Nick Kyrgios makes himself known at Wimbledon in one fashion or another. Image supplied by The Independent .
"Obviously it was completely illegitimate and there was a big backlash. But it does still continue to have the reputation of a disruptor and an industry innovator."
– Napster CEO Emmy Lovell provides some backstory as the company enters the cryptocurrency space. Yes, downloading Bomfunk MCs for free was completely illegitimate but at least the music was good. What redeeming value does this pivot have?
14 extra weeks
- The pregnancy-terminating drugs mifepristone and misoprostol are approved for use up to 10 weeks by the US Food and Drug Administration. But American women can safely take it later — much later. Throughout Latin America the combination is used in self-managed abortions up to 24 weeks. One study found that three quarters of these second-trimester abortions did not require medical intervention.
65,000,000 twenty-foot equivalent units (TEU)
- Singapore has pinned a $14bn price tag on its audacious move to double its commercial port footprint . In 2020, the island state handled the most trans-shipped cargo in the world. In order to maintain its dominance over the Asia-Europe sea-link, Singapore is reclaiming land on the west coast to build a largely-automated port that will be able to handle the equivalent of 65 million containers .
And it's not just ports being automated; it's pirates too .
"Lost in Space: Astronauts struggle to regain bone density" — AFP . The whole Mars thing isn't happening.
"Elmo gets COVID-19 vaccine in Sesame Street"
— The Independent . Oscar the Grouch has refused.
The Special Mention

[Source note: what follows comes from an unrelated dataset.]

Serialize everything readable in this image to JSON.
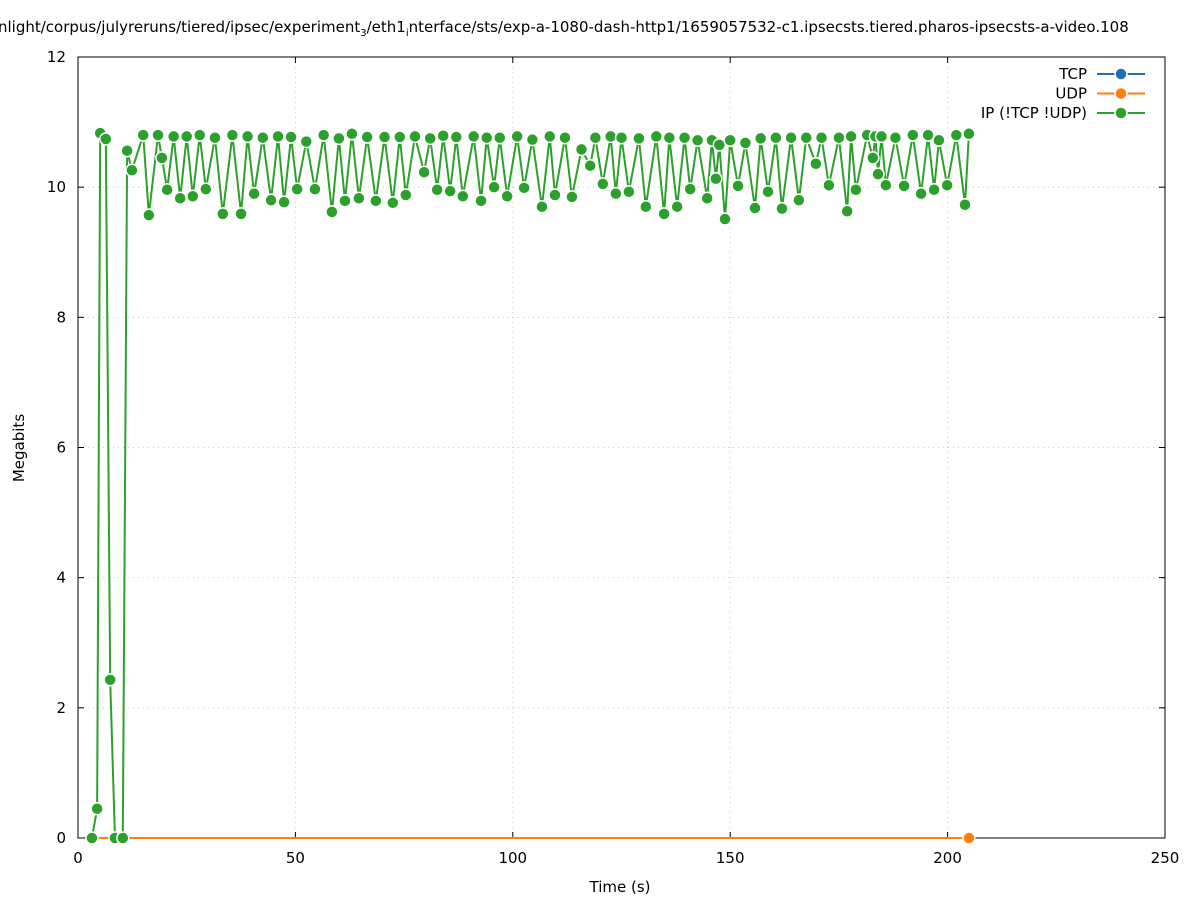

Not even close this week: Ernst & Young gets the chocolates for allowing its aspiring auditors to cheat on their ethics exam. Now, some unsympathetic soul may say this behaviour is par for the course given the rather lengthy 'Auditing scandals' section on EY's wikipedia page. But ethics is hard! We've been grappling with ethics for millennia and haven't gotten it ironed out yet. Of greater concern is the fact EY's auditors are clearly cheating on their numeracy exams: in 2020 they counted $2.1bn in Wirecard's bank accounts that didn't exist.
The Best Long Reads
- The Atlantic doesn't want to return-to-office
- The Walrus takes a very cold dip
- Businessweek unmasks a revolutionary
19th of October, 2023 . All together now: Hark when the night is falling...